In all the phases of my life as a videogamer there has always been an episode of the Ghosts’n Goblins series. When I was barely able to reach the arcade sticks there was the first GnG, some years later I could place my eyes directly into the screen of my beloved Ghouls’n Ghosts, then (on the emulators) I discovered Super Ghouls’n Ghosts for SNES and lastly, in these years, I purchased the Sony PSP just to be able to play to Ultimate Ghosts’n Goblins (both versions).
Next December 9 will mark the 40th year since, for the first time in computer history, public saw a mouse at work. Four decades later, in the Memorial Auditorium of that same Stanford University where one of the most important inventions of the then-germinal information society was born, the academy and the industry will celebrate the “mother of all demos“, the start of a new era for the interaction between man and machine.

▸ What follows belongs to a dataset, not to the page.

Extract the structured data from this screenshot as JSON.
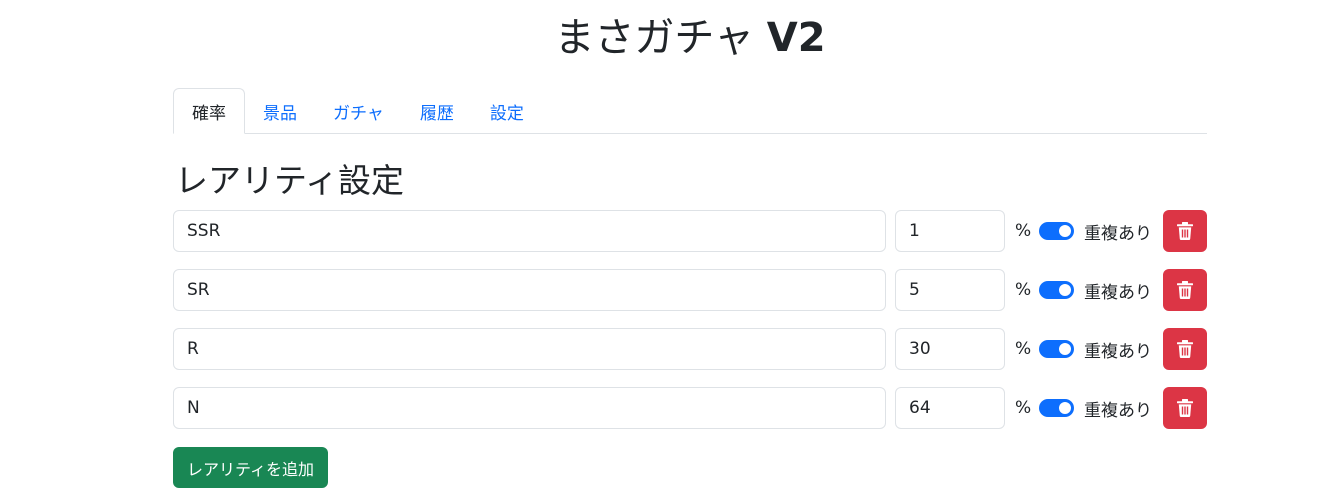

The worldwide recession is getting worse, wasting economies and laying off employees that will find themselves with no salary hence without money to spend in home entertainment. In such a scenario what was a balance leaning between hope and pessimism turns in a sword of Damocles dangerously close to deadly hit Sony’s Blu-ray, that maybe will get through this Christmas but could not be able to see the dawn of the next one.
With the characteristic effect of a bolt from the blue, at the beginning of this week Mountain View has released the beta version of its browser, Google Chrome, joining the super-competitive market of software interfaces toward the possibilities of net economy and information society. Everybody talk about it, everybody express their own thoughts on the matter, but still no one has had the heart to define the event with its due name: Chrome, there’s no much to do about that, marks the beginning of a new browser war in a time in which the said browsers are the main framework of business and access to digital heritage of interconnected mankind.